WHAT IS BEING ASKED -
Repeat each entry word for word; the images are not part of the copy.

RECORDED INFORMATION -
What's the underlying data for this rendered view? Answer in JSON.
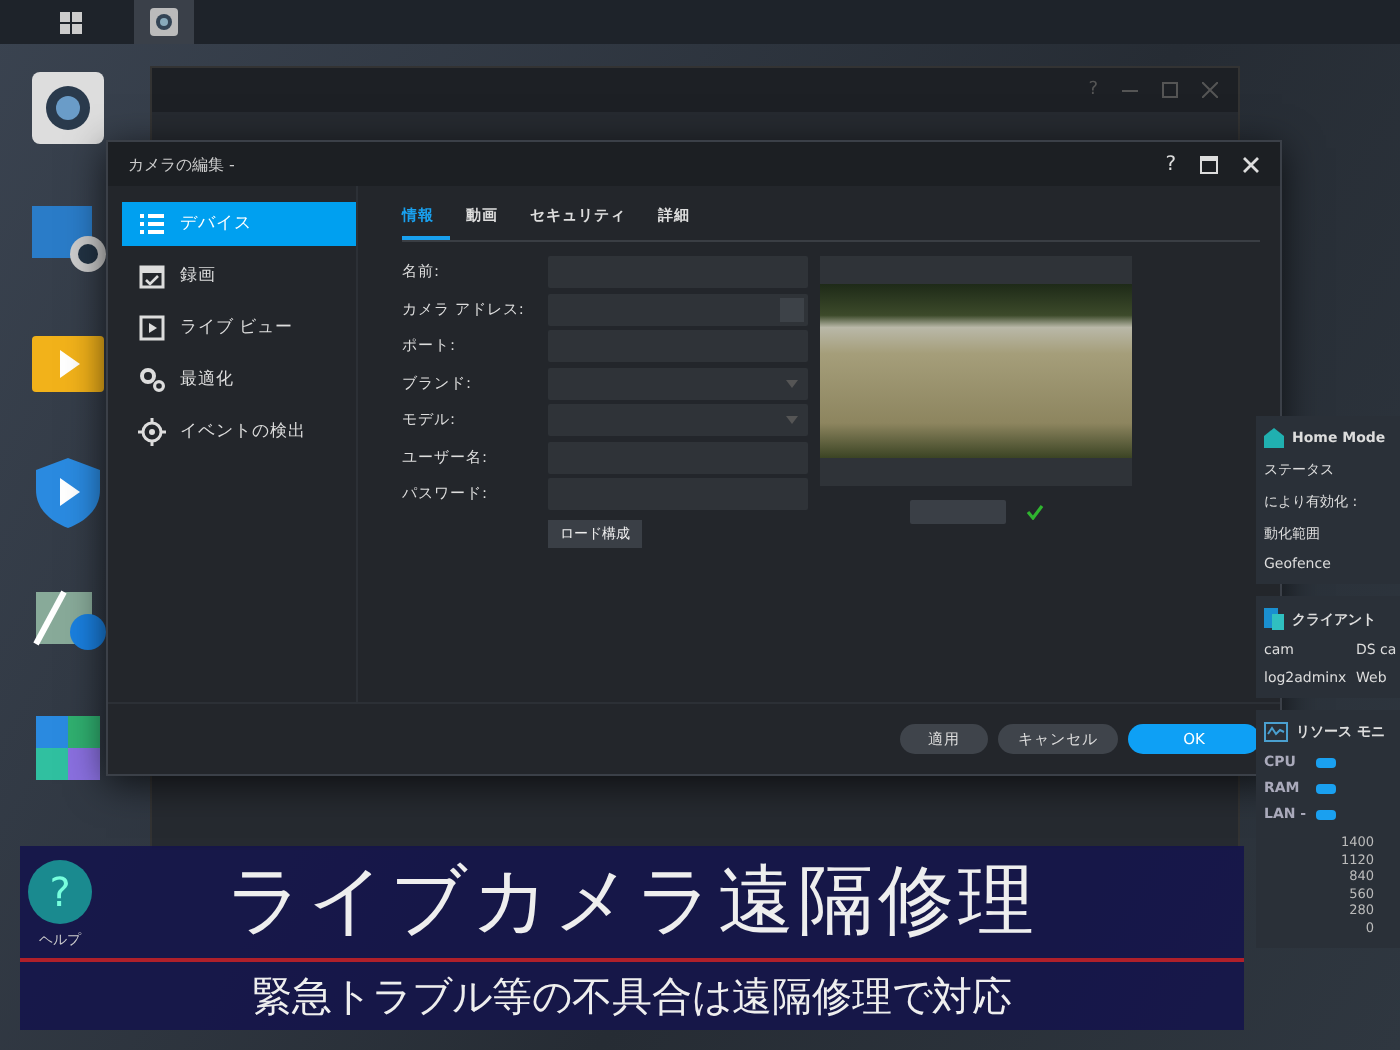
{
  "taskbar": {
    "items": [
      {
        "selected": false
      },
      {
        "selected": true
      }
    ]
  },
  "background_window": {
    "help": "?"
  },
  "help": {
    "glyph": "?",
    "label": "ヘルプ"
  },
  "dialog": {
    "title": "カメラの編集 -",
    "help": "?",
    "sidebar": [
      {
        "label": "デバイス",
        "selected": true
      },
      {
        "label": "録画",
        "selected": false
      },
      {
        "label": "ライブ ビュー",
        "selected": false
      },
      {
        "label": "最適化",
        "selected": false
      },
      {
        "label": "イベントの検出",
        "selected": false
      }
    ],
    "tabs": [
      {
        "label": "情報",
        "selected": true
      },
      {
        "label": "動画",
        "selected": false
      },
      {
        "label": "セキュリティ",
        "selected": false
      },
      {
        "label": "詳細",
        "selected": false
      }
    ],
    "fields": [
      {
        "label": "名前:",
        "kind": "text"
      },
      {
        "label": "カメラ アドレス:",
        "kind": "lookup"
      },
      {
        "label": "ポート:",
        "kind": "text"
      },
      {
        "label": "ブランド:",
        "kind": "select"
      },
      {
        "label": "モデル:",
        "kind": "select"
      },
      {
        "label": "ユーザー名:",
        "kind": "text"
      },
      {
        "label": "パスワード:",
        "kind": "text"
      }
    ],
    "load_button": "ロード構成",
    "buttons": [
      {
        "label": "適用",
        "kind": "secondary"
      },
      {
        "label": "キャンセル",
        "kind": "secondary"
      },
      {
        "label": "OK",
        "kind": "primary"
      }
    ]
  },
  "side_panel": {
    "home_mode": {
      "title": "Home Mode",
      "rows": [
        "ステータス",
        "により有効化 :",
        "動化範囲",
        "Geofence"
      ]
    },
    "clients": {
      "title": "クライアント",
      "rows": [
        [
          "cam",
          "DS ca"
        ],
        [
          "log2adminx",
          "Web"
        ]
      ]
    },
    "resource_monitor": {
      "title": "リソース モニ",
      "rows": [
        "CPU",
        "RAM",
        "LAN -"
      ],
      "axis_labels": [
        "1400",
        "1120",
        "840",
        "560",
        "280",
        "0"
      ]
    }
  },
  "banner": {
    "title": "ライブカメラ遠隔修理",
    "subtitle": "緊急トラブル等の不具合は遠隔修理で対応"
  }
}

EXPECTED ANSWER -
What's the underlying data for this rendered view? Answer in JSON.
{
  "taskbar": {
    "items": [
      {
        "selected": false
      },
      {
        "selected": true
      }
    ]
  },
  "background_window": {
    "help": "?"
  },
  "help": {
    "glyph": "?",
    "label": "ヘルプ"
  },
  "dialog": {
    "title": "カメラの編集 -",
    "help": "?",
    "sidebar": [
      {
        "label": "デバイス",
        "selected": true
      },
      {
        "label": "録画",
        "selected": false
      },
      {
        "label": "ライブ ビュー",
        "selected": false
      },
      {
        "label": "最適化",
        "selected": false
      },
      {
        "label": "イベントの検出",
        "selected": false
      }
    ],
    "tabs": [
      {
        "label": "情報",
        "selected": true
      },
      {
        "label": "動画",
        "selected": false
      },
      {
        "label": "セキュリティ",
        "selected": false
      },
      {
        "label": "詳細",
        "selected": false
      }
    ],
    "fields": [
      {
        "label": "名前:",
        "kind": "text"
      },
      {
        "label": "カメラ アドレス:",
        "kind": "lookup"
      },
      {
        "label": "ポート:",
        "kind": "text"
      },
      {
        "label": "ブランド:",
        "kind": "select"
      },
      {
        "label": "モデル:",
        "kind": "select"
      },
      {
        "label": "ユーザー名:",
        "kind": "text"
      },
      {
        "label": "パスワード:",
        "kind": "text"
      }
    ],
    "load_button": "ロード構成",
    "buttons": [
      {
        "label": "適用",
        "kind": "secondary"
      },
      {
        "label": "キャンセル",
        "kind": "secondary"
      },
      {
        "label": "OK",
        "kind": "primary"
      }
    ]
  },
  "side_panel": {
    "home_mode": {
      "title": "Home Mode",
      "rows": [
        "ステータス",
        "により有効化 :",
        "動化範囲",
        "Geofence"
      ]
    },
    "clients": {
      "title": "クライアント",
      "rows": [
        [
          "cam",
          "DS ca"
        ],
        [
          "log2adminx",
          "Web"
        ]
      ]
    },
    "resource_monitor": {
      "title": "リソース モニ",
      "rows": [
        "CPU",
        "RAM",
        "LAN -"
      ],
      "axis_labels": [
        "1400",
        "1120",
        "840",
        "560",
        "280",
        "0"
      ]
    }
  },
  "banner": {
    "title": "ライブカメラ遠隔修理",
    "subtitle": "緊急トラブル等の不具合は遠隔修理で対応"
  }
}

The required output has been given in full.